**About this exercise:**
Check every line of the entries that follow, and copy the ones containing "Zobraziť".

**Data to process:**
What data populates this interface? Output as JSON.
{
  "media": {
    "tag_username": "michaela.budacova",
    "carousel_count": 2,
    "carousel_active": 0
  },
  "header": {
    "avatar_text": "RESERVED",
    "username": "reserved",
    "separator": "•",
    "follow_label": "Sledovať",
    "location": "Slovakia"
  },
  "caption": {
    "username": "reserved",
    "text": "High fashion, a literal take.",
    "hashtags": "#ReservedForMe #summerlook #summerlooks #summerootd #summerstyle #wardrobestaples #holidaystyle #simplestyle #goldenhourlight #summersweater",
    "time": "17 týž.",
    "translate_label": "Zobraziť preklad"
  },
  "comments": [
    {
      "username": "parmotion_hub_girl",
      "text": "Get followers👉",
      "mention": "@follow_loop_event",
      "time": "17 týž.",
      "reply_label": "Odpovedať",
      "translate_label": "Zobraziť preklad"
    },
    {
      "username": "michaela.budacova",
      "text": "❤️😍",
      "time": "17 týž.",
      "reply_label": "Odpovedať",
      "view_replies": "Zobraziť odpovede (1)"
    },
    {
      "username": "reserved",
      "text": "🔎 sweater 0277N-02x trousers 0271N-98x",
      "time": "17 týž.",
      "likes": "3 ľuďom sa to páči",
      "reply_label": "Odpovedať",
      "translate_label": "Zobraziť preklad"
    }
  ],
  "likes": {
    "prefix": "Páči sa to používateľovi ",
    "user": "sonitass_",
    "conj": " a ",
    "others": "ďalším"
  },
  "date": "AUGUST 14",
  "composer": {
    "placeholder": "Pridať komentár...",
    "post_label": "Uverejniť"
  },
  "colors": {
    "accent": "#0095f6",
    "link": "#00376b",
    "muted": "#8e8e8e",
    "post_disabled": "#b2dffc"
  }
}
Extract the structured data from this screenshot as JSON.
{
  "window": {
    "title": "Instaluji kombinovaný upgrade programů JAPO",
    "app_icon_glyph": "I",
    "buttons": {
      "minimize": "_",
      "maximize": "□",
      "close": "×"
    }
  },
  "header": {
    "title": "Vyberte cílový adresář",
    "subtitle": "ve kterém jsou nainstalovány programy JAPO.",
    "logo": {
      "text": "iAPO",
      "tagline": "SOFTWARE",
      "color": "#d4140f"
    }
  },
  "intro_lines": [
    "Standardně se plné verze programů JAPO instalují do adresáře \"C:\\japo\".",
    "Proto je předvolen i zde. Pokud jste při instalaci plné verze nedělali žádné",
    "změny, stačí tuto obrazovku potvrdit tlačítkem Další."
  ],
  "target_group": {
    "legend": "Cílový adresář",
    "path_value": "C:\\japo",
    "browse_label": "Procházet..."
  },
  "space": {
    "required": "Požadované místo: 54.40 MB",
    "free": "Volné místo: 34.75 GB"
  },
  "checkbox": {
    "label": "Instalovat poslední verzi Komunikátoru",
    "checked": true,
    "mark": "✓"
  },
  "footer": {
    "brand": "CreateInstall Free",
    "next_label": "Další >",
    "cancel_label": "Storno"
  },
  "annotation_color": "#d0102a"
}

**Exercise output:**
    "translate_label": "Zobraziť preklad"
      "translate_label": "Zobraziť preklad"
      "view_replies": "Zobraziť odpovede (1)"
      "translate_label": "Zobraziť preklad"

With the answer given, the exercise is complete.